(Dataset rows for apps and sites)
■ ■ ■ ■

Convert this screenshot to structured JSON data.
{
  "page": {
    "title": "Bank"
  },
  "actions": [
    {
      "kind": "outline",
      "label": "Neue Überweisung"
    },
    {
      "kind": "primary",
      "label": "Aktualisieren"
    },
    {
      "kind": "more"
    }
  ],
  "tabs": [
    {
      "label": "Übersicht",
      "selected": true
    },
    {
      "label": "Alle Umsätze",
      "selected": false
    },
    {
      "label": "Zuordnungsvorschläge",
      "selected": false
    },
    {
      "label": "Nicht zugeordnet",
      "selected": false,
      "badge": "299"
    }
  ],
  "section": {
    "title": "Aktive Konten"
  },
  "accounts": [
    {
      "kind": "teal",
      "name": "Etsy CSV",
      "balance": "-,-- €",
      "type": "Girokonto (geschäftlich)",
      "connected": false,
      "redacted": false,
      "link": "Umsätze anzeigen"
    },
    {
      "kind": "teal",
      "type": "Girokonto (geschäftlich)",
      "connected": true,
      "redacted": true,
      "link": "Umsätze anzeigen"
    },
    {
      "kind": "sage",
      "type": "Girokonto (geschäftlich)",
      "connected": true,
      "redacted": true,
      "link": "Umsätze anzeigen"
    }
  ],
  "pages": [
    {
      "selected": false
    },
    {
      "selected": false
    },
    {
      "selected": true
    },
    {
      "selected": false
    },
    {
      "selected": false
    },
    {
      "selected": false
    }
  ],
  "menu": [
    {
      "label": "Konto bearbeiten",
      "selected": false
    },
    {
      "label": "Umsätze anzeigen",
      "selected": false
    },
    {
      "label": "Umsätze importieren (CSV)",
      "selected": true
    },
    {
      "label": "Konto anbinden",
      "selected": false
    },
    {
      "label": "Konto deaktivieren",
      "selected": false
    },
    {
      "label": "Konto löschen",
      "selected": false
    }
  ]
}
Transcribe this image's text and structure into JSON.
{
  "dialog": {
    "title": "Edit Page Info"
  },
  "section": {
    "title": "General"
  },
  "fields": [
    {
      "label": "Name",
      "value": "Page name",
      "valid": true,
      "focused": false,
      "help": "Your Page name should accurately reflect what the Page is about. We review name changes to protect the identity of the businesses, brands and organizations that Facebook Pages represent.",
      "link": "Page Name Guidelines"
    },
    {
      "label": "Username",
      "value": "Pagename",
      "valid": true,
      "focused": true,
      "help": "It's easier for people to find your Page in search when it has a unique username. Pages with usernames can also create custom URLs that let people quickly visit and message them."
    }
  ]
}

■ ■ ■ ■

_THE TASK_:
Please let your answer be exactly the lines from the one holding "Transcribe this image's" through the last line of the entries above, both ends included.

_TASK RESPONSE_:
Transcribe this image's text and structure into JSON.
{
  "dialog": {
    "title": "Edit Page Info"
  },
  "section": {
    "title": "General"
  },
  "fields": [
    {
      "label": "Name",
      "value": "Page name",
      "valid": true,
      "focused": false,
      "help": "Your Page name should accurately reflect what the Page is about. We review name changes to protect the identity of the businesses, brands and organizations that Facebook Pages represent.",
      "link": "Page Name Guidelines"
    },
    {
      "label": "Username",
      "value": "Pagename",
      "valid": true,
      "focused": true,
      "help": "It's easier for people to find your Page in search when it has a unique username. Pages with usernames can also create custom URLs that let people quickly visit and message them."
    }
  ]
}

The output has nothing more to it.